There's a time and place for everything, including taking the divisive, frequently anti-consumer culture of gaming preorders and making it work in your favor.
Back in 2013, Kirk Hamilton wrote a great post about Bioshock Infinite's manipulative preorder scheme.
A few weeks later I came on board and rebooted Kotaku Deals (then called Moneysaver), with this. This is also a good time to remind you that the Commerce Team operates independently of Kotaku Editorial.
Whatever you ultimately came away thinking about Bioshock Infinite, it was one of the most anticipated games ever, and if the original Bioshock was any indication, a game you probably wanted to play early to avoid spoilers. Getting multiple free games and as much as $30 store credit on top for preordering didn't hurt either.
Killer preorder bonuses like money sit in stark contrast to Arkham City's carving up of Batman's walk-in closet, or the mess that was Watch Dogs' preorder structure, but at the same time they're still a part of the same perpetual machine.
We actually cover a ton of preorders in our Deals content, sometimes even preorders that aren't deals at all, but we're also picky about which ones. For us to cover a preorder, it should:
- Offer a real value to the user: money, credit, significant content, bonus free games, etc. Not costumes and weapons.
- Contain limited edition content (physical or digital), that we think will actually sell out.
The easy and recent example of the latter is Destiny's Ghost Edition, which was a rare example of a special edition that included both significant in-game content fans of the game were likely to buy anyway, and very cool physical goods, not the least of which being the Ghost replica. That all adds up to this happening.
A ton of our readers were able to grab the Ghost Edition, but many more have been asking us on a daily basis if we've been able to find more.
The big danger of preordering is of course getting stuck with a bad game, but it doesn't actually have to go down like that.
Good retailers will:
- Not charge you until the item ships.
- Offer preorder low price guarantee.
- Offer free returns on unopened items.

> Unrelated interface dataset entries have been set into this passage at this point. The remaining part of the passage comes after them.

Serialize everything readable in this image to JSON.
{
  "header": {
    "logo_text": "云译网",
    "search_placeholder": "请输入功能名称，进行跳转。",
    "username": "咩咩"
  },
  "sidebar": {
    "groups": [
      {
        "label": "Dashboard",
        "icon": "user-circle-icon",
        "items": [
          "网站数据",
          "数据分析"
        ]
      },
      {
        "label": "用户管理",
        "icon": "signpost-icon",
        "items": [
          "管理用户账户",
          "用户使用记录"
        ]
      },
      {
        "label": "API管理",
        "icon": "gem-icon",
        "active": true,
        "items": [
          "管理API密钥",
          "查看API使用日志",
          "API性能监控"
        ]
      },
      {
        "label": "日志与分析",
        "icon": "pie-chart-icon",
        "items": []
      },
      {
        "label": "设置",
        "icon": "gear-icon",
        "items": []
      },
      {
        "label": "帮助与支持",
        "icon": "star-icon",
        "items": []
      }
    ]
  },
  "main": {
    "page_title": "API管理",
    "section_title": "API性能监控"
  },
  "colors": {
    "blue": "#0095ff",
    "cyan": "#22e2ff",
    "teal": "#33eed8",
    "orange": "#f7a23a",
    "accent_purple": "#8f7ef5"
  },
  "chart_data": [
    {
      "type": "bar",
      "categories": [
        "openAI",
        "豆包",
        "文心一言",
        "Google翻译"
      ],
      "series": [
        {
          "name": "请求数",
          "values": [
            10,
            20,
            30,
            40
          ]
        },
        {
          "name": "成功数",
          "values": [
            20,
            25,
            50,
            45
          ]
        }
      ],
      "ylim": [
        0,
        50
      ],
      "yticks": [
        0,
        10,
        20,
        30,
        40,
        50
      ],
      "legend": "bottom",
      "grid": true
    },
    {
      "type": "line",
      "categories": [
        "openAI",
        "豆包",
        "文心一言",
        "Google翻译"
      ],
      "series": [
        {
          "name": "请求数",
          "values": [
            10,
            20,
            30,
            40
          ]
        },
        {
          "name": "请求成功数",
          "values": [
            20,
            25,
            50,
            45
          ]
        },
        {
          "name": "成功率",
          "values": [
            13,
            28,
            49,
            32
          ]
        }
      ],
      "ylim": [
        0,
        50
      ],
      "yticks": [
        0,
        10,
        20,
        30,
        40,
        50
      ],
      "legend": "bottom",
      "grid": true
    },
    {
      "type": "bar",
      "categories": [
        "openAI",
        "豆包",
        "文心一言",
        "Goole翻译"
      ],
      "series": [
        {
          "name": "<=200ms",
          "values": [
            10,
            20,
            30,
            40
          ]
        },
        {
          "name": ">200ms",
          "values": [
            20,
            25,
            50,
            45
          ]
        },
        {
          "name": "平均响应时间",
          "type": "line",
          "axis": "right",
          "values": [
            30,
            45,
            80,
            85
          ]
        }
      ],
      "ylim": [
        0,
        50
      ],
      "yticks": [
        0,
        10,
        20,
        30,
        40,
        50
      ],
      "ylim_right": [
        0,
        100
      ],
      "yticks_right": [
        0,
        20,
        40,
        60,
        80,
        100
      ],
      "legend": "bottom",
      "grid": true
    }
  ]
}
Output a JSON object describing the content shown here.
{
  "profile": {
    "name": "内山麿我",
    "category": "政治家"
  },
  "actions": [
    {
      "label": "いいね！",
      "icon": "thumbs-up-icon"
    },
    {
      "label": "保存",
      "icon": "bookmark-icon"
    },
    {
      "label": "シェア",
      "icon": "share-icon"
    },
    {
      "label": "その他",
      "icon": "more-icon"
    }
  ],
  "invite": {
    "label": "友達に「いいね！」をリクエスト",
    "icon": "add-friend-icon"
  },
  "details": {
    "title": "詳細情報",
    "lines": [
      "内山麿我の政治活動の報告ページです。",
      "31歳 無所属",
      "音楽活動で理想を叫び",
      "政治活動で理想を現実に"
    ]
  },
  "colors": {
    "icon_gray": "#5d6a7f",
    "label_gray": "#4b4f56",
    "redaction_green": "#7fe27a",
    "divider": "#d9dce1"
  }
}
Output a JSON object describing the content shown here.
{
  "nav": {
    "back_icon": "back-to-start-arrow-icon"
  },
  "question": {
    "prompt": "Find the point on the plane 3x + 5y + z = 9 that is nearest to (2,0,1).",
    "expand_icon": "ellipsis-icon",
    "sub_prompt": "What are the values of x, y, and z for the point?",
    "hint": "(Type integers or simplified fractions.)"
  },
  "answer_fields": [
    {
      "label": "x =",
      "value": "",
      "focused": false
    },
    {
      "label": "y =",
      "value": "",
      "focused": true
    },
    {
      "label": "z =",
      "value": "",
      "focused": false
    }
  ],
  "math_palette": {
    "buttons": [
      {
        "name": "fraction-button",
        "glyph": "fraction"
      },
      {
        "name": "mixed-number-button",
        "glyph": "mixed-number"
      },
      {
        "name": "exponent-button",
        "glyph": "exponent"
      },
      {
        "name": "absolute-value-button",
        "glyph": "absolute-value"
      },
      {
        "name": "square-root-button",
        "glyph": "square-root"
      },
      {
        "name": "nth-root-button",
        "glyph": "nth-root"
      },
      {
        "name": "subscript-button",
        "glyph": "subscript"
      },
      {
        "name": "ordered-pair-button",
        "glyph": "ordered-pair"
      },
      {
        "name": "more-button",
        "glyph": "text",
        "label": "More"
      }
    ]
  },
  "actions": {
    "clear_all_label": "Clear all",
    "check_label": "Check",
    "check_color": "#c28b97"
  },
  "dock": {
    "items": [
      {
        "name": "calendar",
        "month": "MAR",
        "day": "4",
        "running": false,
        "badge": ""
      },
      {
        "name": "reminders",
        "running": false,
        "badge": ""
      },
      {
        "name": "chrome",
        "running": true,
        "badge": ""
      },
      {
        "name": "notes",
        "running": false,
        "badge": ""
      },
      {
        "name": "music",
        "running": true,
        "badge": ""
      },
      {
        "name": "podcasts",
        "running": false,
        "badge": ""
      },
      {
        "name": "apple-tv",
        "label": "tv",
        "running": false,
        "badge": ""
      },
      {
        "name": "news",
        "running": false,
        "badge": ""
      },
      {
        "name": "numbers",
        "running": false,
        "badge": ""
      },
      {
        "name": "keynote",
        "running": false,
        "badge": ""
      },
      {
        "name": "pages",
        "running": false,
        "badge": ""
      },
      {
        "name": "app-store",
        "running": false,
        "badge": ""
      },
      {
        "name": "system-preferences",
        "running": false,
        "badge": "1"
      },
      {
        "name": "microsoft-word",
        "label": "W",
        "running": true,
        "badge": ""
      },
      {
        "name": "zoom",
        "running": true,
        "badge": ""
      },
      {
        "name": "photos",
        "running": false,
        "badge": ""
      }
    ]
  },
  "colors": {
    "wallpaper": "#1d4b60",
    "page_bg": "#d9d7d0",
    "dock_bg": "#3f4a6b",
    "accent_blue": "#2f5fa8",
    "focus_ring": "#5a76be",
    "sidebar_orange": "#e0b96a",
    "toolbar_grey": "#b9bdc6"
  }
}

- Honor price changes within a certain time after purchase or delivery.
Vitally, the first and last points there shield you from another divisive aspect of our industry: previews and review embargoes. Good retailer policy is your safety net against even the trickiest of 11th hour embargoes.
That all being said, it really comes down to money. You can save 10-33% on every single game that comes out, ever, by jumping on a preorder deal at the right time. That adds up to a lot of savings to put toward more games over time.
Not supporting manipulative, anti-consumer practices is a great reason to stop preordering games, but there are a lot of good reasons like money/credit, collector's editions, pre-installation, avoidance of spoilers, big day one multiplayer communities, and greater early trade-in values that make taking advantage of the right preorders worth your while.
This post is brought to you by the Commerce Team. We operate independently of Editorial, and if you take advantage of a deal we recommend, we may get a small share of the sale. We read the comments, and we want your feedback.
Get in touch with me on Twitter or by e-mailing Shane@Gawker
— Shane Roberts (@ShaneOSX) December 9, 2013